15. I had now under my orders one undamaged 6 in. cruiser, one 8 in. cruiser with very little ammunition and no guns aft. I had no destroyers. The force was subjected throughout the day and night operations to the most superbly organised air reconnaissance. I was opposed by six cruisers, one of them possibly sunk, and twelve destroyers.

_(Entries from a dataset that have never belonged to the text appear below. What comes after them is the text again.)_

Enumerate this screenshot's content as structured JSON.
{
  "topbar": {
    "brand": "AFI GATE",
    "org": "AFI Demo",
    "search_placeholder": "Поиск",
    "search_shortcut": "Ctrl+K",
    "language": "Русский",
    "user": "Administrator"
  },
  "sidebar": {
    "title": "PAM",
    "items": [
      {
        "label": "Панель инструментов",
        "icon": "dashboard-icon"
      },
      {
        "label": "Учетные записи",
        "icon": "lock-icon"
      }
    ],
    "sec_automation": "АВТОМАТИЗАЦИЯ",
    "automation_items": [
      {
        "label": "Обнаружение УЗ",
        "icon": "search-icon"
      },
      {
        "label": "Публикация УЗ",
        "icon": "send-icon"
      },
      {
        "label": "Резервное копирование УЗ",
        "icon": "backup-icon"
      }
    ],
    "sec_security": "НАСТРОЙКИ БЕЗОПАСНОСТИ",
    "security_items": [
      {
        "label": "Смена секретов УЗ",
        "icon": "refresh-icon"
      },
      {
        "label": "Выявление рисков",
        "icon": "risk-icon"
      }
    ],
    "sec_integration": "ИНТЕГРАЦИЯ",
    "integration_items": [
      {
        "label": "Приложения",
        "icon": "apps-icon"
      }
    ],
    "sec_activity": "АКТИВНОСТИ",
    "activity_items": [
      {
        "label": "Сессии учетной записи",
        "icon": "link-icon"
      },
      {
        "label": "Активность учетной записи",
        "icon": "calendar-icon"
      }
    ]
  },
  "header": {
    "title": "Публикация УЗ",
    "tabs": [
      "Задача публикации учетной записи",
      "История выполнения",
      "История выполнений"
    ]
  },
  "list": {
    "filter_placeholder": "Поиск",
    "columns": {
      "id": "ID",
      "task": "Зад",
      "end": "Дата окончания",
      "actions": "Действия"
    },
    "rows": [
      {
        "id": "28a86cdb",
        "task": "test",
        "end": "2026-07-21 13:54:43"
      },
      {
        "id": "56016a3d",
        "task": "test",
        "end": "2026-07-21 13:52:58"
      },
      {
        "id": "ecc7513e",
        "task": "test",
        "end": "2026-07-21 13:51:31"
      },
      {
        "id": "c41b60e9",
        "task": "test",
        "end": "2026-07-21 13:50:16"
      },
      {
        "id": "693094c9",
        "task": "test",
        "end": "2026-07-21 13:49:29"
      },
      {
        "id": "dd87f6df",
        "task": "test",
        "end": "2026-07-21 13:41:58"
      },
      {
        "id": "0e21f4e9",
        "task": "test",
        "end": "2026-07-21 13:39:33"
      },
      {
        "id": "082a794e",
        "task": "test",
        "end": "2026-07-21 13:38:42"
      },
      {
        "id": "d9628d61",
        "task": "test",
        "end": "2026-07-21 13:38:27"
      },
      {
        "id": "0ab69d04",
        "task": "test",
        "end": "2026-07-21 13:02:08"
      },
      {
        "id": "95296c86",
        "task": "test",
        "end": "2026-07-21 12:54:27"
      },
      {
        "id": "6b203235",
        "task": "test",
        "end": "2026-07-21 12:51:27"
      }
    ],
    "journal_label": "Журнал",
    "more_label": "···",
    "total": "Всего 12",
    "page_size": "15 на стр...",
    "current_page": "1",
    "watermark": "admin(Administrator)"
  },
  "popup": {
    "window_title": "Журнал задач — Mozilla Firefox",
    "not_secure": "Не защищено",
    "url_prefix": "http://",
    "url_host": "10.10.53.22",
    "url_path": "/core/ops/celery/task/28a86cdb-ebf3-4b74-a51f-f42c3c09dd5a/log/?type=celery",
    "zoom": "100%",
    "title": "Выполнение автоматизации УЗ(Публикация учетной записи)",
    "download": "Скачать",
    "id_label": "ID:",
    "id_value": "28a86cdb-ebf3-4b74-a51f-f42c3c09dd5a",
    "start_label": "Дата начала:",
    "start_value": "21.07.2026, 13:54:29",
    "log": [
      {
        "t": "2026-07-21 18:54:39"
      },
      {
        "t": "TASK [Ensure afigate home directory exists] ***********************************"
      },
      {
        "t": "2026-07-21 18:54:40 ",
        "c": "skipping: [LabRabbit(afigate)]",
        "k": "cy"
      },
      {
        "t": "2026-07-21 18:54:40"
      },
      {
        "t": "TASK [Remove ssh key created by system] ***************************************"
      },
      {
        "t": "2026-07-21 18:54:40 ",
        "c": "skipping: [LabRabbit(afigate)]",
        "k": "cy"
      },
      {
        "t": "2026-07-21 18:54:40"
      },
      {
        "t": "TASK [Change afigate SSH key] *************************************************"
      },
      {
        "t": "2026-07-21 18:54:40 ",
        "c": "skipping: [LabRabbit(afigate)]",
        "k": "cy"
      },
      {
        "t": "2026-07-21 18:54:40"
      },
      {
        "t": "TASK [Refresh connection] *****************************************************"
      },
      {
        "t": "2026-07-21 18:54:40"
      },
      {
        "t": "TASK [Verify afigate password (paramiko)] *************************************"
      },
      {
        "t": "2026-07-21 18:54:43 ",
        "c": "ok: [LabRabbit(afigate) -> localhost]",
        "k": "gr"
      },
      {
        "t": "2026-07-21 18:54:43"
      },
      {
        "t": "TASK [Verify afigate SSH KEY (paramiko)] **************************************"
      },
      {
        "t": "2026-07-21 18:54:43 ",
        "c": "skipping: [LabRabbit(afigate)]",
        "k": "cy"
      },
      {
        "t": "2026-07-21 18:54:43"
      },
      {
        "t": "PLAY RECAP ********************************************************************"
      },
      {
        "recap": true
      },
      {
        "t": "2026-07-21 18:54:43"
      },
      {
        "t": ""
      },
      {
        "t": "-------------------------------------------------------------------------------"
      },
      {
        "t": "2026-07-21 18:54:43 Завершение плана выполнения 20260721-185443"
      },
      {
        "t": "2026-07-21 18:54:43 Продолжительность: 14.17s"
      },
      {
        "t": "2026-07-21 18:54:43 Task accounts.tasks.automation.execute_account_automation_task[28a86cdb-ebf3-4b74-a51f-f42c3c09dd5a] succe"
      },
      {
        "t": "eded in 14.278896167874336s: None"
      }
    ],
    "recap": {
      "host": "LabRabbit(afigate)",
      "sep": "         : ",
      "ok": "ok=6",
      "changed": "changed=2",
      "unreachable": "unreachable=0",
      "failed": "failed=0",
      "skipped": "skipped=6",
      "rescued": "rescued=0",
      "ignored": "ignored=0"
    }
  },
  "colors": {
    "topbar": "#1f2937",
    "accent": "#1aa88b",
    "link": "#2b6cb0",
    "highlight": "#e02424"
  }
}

By means of their air reconnaissance they had already played cat and mouse with the main striking force and I saw no prospect of getting at the enemy (their movements had not reached me since dark, and even then the several reports at the same time all gave different courses).
16. It was fairly certain that the enemy had at least one submarine operating directly with him, and he had ample destroyers to interpose between the convoy and my approach well advertised as I knew it would be. I had therefore no hesitation in withdrawing what remained of the striking force and ordering them to the pre-arranged rendezvous after night action — Tanjong Priok.
(Signed) H. M. L. WALLER,
Admiralty footnotes —
1 V/S - visual signal
2 The destroyer in question was the Dutch KORTENAEH,